[Stored records]
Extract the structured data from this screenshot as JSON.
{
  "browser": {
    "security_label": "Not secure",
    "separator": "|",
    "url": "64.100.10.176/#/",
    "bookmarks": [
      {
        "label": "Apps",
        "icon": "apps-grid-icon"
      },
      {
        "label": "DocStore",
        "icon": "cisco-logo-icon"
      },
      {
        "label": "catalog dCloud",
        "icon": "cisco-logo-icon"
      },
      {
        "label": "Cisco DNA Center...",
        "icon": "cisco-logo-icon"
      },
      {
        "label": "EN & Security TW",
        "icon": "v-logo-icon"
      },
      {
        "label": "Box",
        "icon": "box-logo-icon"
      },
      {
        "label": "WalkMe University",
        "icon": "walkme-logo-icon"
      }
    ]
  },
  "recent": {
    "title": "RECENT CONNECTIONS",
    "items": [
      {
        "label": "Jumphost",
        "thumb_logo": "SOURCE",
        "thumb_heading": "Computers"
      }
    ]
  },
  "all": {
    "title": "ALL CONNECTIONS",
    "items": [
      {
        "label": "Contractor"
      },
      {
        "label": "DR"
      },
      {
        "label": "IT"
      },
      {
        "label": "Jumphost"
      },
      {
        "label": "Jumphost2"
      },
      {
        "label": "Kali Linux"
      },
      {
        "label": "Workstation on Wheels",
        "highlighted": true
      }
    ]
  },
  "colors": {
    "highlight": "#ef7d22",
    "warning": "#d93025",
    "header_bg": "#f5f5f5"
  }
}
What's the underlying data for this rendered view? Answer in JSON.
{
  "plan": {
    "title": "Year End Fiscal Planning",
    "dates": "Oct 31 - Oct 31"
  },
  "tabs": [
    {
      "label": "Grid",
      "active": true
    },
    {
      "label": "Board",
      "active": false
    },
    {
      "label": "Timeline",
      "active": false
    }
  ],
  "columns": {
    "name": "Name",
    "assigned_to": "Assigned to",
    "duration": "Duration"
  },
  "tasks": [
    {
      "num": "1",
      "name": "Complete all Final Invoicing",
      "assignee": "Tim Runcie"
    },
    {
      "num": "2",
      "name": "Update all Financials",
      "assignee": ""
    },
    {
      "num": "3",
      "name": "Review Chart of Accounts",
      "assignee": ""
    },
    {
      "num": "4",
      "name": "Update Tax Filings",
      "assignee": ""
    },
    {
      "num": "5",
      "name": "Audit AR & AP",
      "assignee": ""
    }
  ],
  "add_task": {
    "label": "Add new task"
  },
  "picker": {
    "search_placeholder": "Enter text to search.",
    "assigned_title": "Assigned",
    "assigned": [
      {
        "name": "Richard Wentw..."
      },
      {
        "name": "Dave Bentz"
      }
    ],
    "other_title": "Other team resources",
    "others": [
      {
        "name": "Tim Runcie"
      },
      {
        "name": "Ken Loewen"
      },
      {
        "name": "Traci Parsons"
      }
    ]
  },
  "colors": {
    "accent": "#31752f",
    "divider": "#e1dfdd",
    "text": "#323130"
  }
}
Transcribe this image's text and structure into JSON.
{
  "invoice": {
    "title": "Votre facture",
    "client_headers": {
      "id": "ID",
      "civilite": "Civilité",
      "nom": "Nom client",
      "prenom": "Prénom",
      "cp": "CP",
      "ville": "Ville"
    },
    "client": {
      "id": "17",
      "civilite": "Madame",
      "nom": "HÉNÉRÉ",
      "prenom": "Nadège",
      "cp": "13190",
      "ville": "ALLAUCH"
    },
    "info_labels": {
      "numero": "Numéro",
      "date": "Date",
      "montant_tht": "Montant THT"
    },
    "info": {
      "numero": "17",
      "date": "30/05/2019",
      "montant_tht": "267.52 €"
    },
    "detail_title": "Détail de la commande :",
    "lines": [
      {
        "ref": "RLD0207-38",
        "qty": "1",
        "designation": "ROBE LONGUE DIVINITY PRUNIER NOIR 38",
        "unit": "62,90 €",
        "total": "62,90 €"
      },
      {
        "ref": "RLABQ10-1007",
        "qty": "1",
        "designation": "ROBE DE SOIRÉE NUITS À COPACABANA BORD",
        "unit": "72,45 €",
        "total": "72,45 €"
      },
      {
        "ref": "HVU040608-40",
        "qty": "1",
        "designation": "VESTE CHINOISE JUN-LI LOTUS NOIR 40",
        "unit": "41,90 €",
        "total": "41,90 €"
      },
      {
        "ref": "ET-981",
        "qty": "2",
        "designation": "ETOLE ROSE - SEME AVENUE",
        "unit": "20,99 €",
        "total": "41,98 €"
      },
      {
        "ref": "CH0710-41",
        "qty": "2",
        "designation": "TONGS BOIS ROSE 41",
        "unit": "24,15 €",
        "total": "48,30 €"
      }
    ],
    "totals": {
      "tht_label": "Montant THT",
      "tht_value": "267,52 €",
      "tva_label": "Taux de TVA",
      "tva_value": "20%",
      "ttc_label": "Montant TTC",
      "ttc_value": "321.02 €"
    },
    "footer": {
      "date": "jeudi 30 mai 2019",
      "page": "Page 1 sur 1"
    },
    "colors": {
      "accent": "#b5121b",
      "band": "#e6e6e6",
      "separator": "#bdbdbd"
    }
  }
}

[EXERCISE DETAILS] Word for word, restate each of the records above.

[ANSWER FOR THE TASK]
Extract the structured data from this screenshot as JSON.
{
  "browser": {
    "security_label": "Not secure",
    "separator": "|",
    "url": "64.100.10.176/#/",
    "bookmarks": [
      {
        "label": "Apps",
        "icon": "apps-grid-icon"
      },
      {
        "label": "DocStore",
        "icon": "cisco-logo-icon"
      },
      {
        "label": "catalog dCloud",
        "icon": "cisco-logo-icon"
      },
      {
        "label": "Cisco DNA Center...",
        "icon": "cisco-logo-icon"
      },
      {
        "label": "EN & Security TW",
        "icon": "v-logo-icon"
      },
      {
        "label": "Box",
        "icon": "box-logo-icon"
      },
      {
        "label": "WalkMe University",
        "icon": "walkme-logo-icon"
      }
    ]
  },
  "recent": {
    "title": "RECENT CONNECTIONS",
    "items": [
      {
        "label": "Jumphost",
        "thumb_logo": "SOURCE",
        "thumb_heading": "Computers"
      }
    ]
  },
  "all": {
    "title": "ALL CONNECTIONS",
    "items": [
      {
        "label": "Contractor"
      },
      {
        "label": "DR"
      },
      {
        "label": "IT"
      },
      {
        "label": "Jumphost"
      },
      {
        "label": "Jumphost2"
      },
      {
        "label": "Kali Linux"
      },
      {
        "label": "Workstation on Wheels",
        "highlighted": true
      }
    ]
  },
  "colors": {
    "highlight": "#ef7d22",
    "warning": "#d93025",
    "header_bg": "#f5f5f5"
  }
}
What's the underlying data for this rendered view? Answer in JSON.
{
  "plan": {
    "title": "Year End Fiscal Planning",
    "dates": "Oct 31 - Oct 31"
  },
  "tabs": [
    {
      "label": "Grid",
      "active": true
    },
    {
      "label": "Board",
      "active": false
    },
    {
      "label": "Timeline",
      "active": false
    }
  ],
  "columns": {
    "name": "Name",
    "assigned_to": "Assigned to",
    "duration": "Duration"
  },
  "tasks": [
    {
      "num": "1",
      "name": "Complete all Final Invoicing",
      "assignee": "Tim Runcie"
    },
    {
      "num": "2",
      "name": "Update all Financials",
      "assignee": ""
    },
    {
      "num": "3",
      "name": "Review Chart of Accounts",
      "assignee": ""
    },
    {
      "num": "4",
      "name": "Update Tax Filings",
      "assignee": ""
    },
    {
      "num": "5",
      "name": "Audit AR & AP",
      "assignee": ""
    }
  ],
  "add_task": {
    "label": "Add new task"
  },
  "picker": {
    "search_placeholder": "Enter text to search.",
    "assigned_title": "Assigned",
    "assigned": [
      {
        "name": "Richard Wentw..."
      },
      {
        "name": "Dave Bentz"
      }
    ],
    "other_title": "Other team resources",
    "others": [
      {
        "name": "Tim Runcie"
      },
      {
        "name": "Ken Loewen"
      },
      {
        "name": "Traci Parsons"
      }
    ]
  },
  "colors": {
    "accent": "#31752f",
    "divider": "#e1dfdd",
    "text": "#323130"
  }
}
Transcribe this image's text and structure into JSON.
{
  "invoice": {
    "title": "Votre facture",
    "client_headers": {
      "id": "ID",
      "civilite": "Civilité",
      "nom": "Nom client",
      "prenom": "Prénom",
      "cp": "CP",
      "ville": "Ville"
    },
    "client": {
      "id": "17",
      "civilite": "Madame",
      "nom": "HÉNÉRÉ",
      "prenom": "Nadège",
      "cp": "13190",
      "ville": "ALLAUCH"
    },
    "info_labels": {
      "numero": "Numéro",
      "date": "Date",
      "montant_tht": "Montant THT"
    },
    "info": {
      "numero": "17",
      "date": "30/05/2019",
      "montant_tht": "267.52 €"
    },
    "detail_title": "Détail de la commande :",
    "lines": [
      {
        "ref": "RLD0207-38",
        "qty": "1",
        "designation": "ROBE LONGUE DIVINITY PRUNIER NOIR 38",
        "unit": "62,90 €",
        "total": "62,90 €"
      },
      {
        "ref": "RLABQ10-1007",
        "qty": "1",
        "designation": "ROBE DE SOIRÉE NUITS À COPACABANA BORD",
        "unit": "72,45 €",
        "total": "72,45 €"
      },
      {
        "ref": "HVU040608-40",
        "qty": "1",
        "designation": "VESTE CHINOISE JUN-LI LOTUS NOIR 40",
        "unit": "41,90 €",
        "total": "41,90 €"
      },
      {
        "ref": "ET-981",
        "qty": "2",
        "designation": "ETOLE ROSE - SEME AVENUE",
        "unit": "20,99 €",
        "total": "41,98 €"
      },
      {
        "ref": "CH0710-41",
        "qty": "2",
        "designation": "TONGS BOIS ROSE 41",
        "unit": "24,15 €",
        "total": "48,30 €"
      }
    ],
    "totals": {
      "tht_label": "Montant THT",
      "tht_value": "267,52 €",
      "tva_label": "Taux de TVA",
      "tva_value": "20%",
      "ttc_label": "Montant TTC",
      "ttc_value": "321.02 €"
    },
    "footer": {
      "date": "jeudi 30 mai 2019",
      "page": "Page 1 sur 1"
    },
    "colors": {
      "accent": "#b5121b",
      "band": "#e6e6e6",
      "separator": "#bdbdbd"
    }
  }
}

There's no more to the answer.